▸ **DATA SUPPLIED**:
--- START ---

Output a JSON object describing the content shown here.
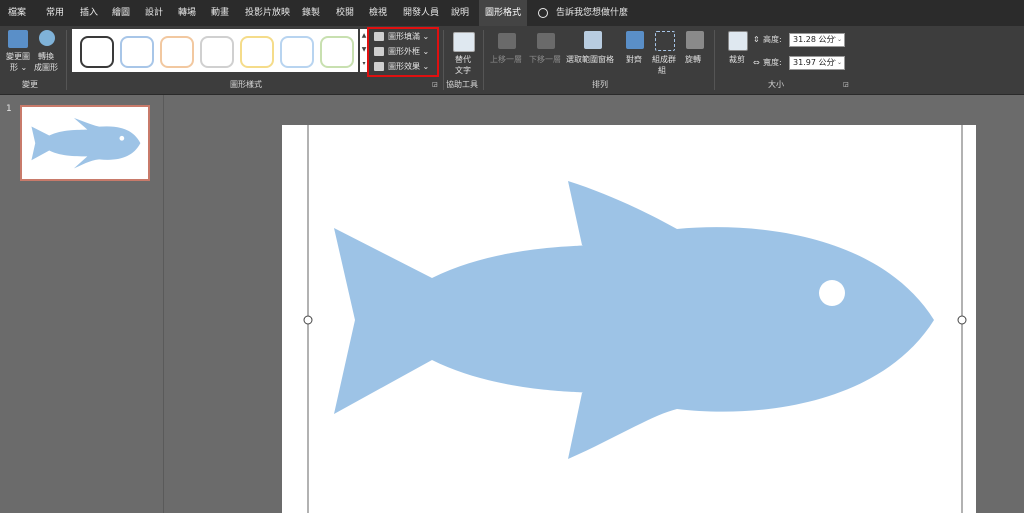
{
  "tabs": [
    {
      "label": "檔案"
    },
    {
      "label": "常用"
    },
    {
      "label": "插入"
    },
    {
      "label": "繪圖"
    },
    {
      "label": "設計"
    },
    {
      "label": "轉場"
    },
    {
      "label": "動畫"
    },
    {
      "label": "投影片放映"
    },
    {
      "label": "錄製"
    },
    {
      "label": "校閱"
    },
    {
      "label": "檢視"
    },
    {
      "label": "開發人員"
    },
    {
      "label": "說明"
    },
    {
      "label": "圖形格式",
      "active": true
    }
  ],
  "tell_me": "告訴我您想做什麼",
  "ribbon": {
    "change_shape_group": {
      "change_shape_line1": "變更圖",
      "change_shape_line2": "形 ⌄",
      "convert_line1": "轉換",
      "convert_line2": "成圖形",
      "group_label": "變更"
    },
    "shape_styles": {
      "group_label": "圖形樣式",
      "fill_label": "圖形填滿 ⌄",
      "outline_label": "圖形外框 ⌄",
      "effects_label": "圖形效果 ⌄"
    },
    "accessibility": {
      "alt_text_line1": "替代",
      "alt_text_line2": "文字",
      "group_label": "協助工具"
    },
    "arrange": {
      "bring_forward": "上移一層",
      "send_backward": "下移一層",
      "selection_pane": "選取範圍窗格",
      "align": "對齊",
      "group_line1": "組成群",
      "group_line2": "組",
      "rotate": "旋轉",
      "group_label": "排列"
    },
    "size": {
      "crop": "裁剪",
      "height_label": "高度:",
      "height_value": "31.28 公分",
      "width_label": "寬度:",
      "width_value": "31.97 公分",
      "group_label": "大小"
    }
  },
  "slides_pane": {
    "slide_number": "1"
  },
  "colors": {
    "fish_fill": "#9dc3e6",
    "highlight_box": "#e01010",
    "ribbon_bg": "#3d3d3d",
    "tabbar_bg": "#2b2b2b",
    "workspace_bg": "#6b6b6b"
  },
  "icons": [
    "change-shape-icon",
    "convert-icon",
    "fill-icon",
    "outline-icon",
    "effects-icon",
    "alt-text-icon",
    "bring-forward-icon",
    "send-backward-icon",
    "selection-pane-icon",
    "align-icon",
    "group-icon",
    "rotate-icon",
    "crop-icon",
    "height-icon",
    "width-icon",
    "lightbulb-icon"
  ]
}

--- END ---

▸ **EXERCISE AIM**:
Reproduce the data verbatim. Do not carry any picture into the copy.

▸ **RESPONSE AREA**:
Output a JSON object describing the content shown here.
{
  "tabs": [
    {
      "label": "檔案"
    },
    {
      "label": "常用"
    },
    {
      "label": "插入"
    },
    {
      "label": "繪圖"
    },
    {
      "label": "設計"
    },
    {
      "label": "轉場"
    },
    {
      "label": "動畫"
    },
    {
      "label": "投影片放映"
    },
    {
      "label": "錄製"
    },
    {
      "label": "校閱"
    },
    {
      "label": "檢視"
    },
    {
      "label": "開發人員"
    },
    {
      "label": "說明"
    },
    {
      "label": "圖形格式",
      "active": true
    }
  ],
  "tell_me": "告訴我您想做什麼",
  "ribbon": {
    "change_shape_group": {
      "change_shape_line1": "變更圖",
      "change_shape_line2": "形 ⌄",
      "convert_line1": "轉換",
      "convert_line2": "成圖形",
      "group_label": "變更"
    },
    "shape_styles": {
      "group_label": "圖形樣式",
      "fill_label": "圖形填滿 ⌄",
      "outline_label": "圖形外框 ⌄",
      "effects_label": "圖形效果 ⌄"
    },
    "accessibility": {
      "alt_text_line1": "替代",
      "alt_text_line2": "文字",
      "group_label": "協助工具"
    },
    "arrange": {
      "bring_forward": "上移一層",
      "send_backward": "下移一層",
      "selection_pane": "選取範圍窗格",
      "align": "對齊",
      "group_line1": "組成群",
      "group_line2": "組",
      "rotate": "旋轉",
      "group_label": "排列"
    },
    "size": {
      "crop": "裁剪",
      "height_label": "高度:",
      "height_value": "31.28 公分",
      "width_label": "寬度:",
      "width_value": "31.97 公分",
      "group_label": "大小"
    }
  },
  "slides_pane": {
    "slide_number": "1"
  },
  "colors": {
    "fish_fill": "#9dc3e6",
    "highlight_box": "#e01010",
    "ribbon_bg": "#3d3d3d",
    "tabbar_bg": "#2b2b2b",
    "workspace_bg": "#6b6b6b"
  },
  "icons": [
    "change-shape-icon",
    "convert-icon",
    "fill-icon",
    "outline-icon",
    "effects-icon",
    "alt-text-icon",
    "bring-forward-icon",
    "send-backward-icon",
    "selection-pane-icon",
    "align-icon",
    "group-icon",
    "rotate-icon",
    "crop-icon",
    "height-icon",
    "width-icon",
    "lightbulb-icon"
  ]
}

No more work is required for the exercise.